The Church (La chiesa): written by Nick Alexander, Dario Argento, Fabrizio Bava, Lamberto Bava, Franco Ferrini, Dardano Sacchetti, and Michelle Soavi; directed by Michele Soavi; starring Hugh Quarshie (Father Gus), Tomas Arana (Evan), Feodor Chaliapin (The Bishop), Barbara Cupisti (Lisa), and Asia Argento (Lotte) (1989): So vaguely based on the M.R. James story “The Treasure of Abbot Thomas” that I don’t view it as an adaptation, The Church is a highly enjoyable though somewhat disjointed piece of melodramatic, religion-soaked Italian horror.
After a wild 12th-century-set prologue that verges on Monty Python and the Holy Grail territory, we move to the late 1980’s and a historic church with a very big secret buried beneath it. As this is a horror movie, that secret will be unearthed. There’s some attempt at a slow build in the first 45 minutes or so. That build goes on a bit too long and a bit too slowly.
Thankfully, the horror that eventually kicks in is lurid and visually shocking. Michele Soavi is a solid director, and he’s working in the traditions of Dario Argento (who helped write) and Mario Bava. Terrible things begin to happen, a couple of them pretty much out of left-field (I’m looking at you, subway train!). All hell’s a coming. And the movie shifts its narrative focus in the last third to a totally different protagonist than the first two-thirds. This is strangely liberating, and not something I can recall an American or British horror film ever doing, though I’m sure there are precedents.

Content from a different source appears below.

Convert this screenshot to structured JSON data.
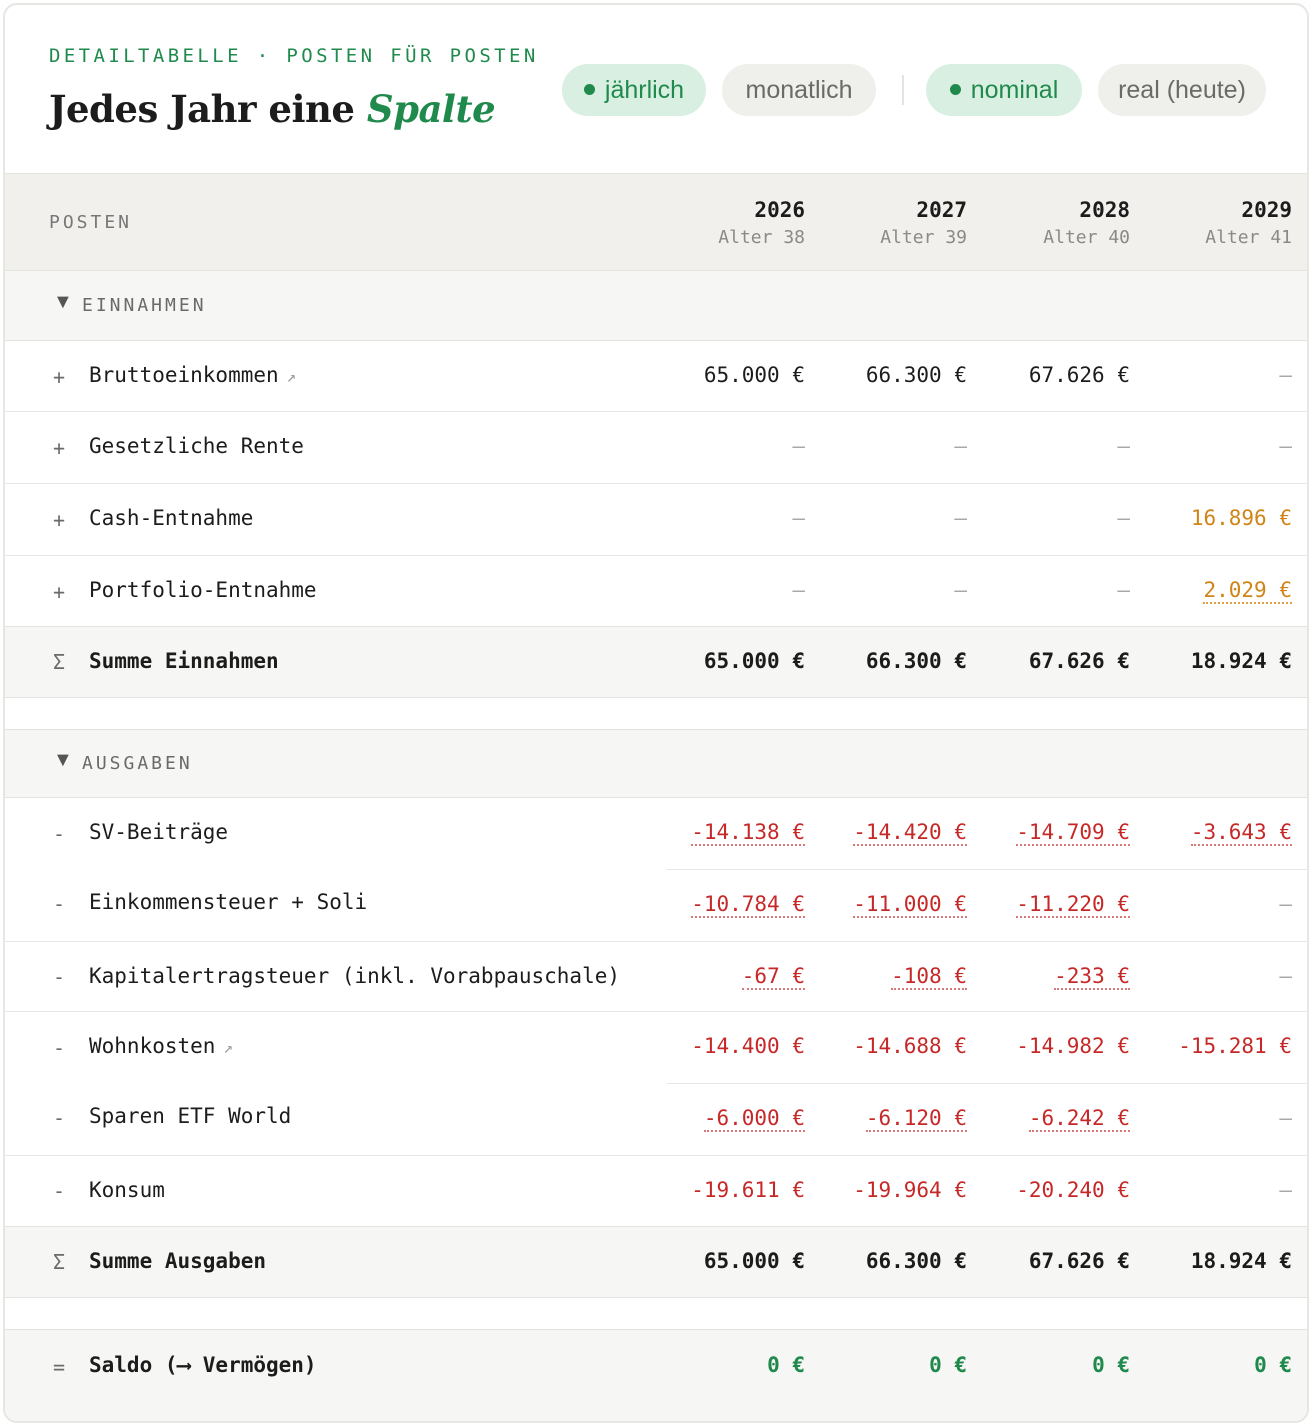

Overall, The Church is startling and worthwhile despite the early slowness and what one could charitably describe as somewhat indifferent dubbing in the English-language version. Sometimes it visually quotes medieval woodcuts, sometimes it visually quotes Boris Vallejo paintings. It’s that sort of over-heated horror-melodrama. The set design, make-up, and sculpture work are all very impressive and very disturbing. Recommended.
The Guilt Trip: written by Dan Fogelman; directed by Anne Fletcher; starring Seth Rogen (Andrew Brewster), Barbra Streisand (Joyce Brewster), and Brett Cullen (Ben Graw) (2012): Formulaic but well-executed film involves a mother-and-son, cross-country road trip by Barbra Streisand and Seth Rogen. There are some comic surprises and enough drama and funny lines to keep the whole thing merrily rolling along. Recommended.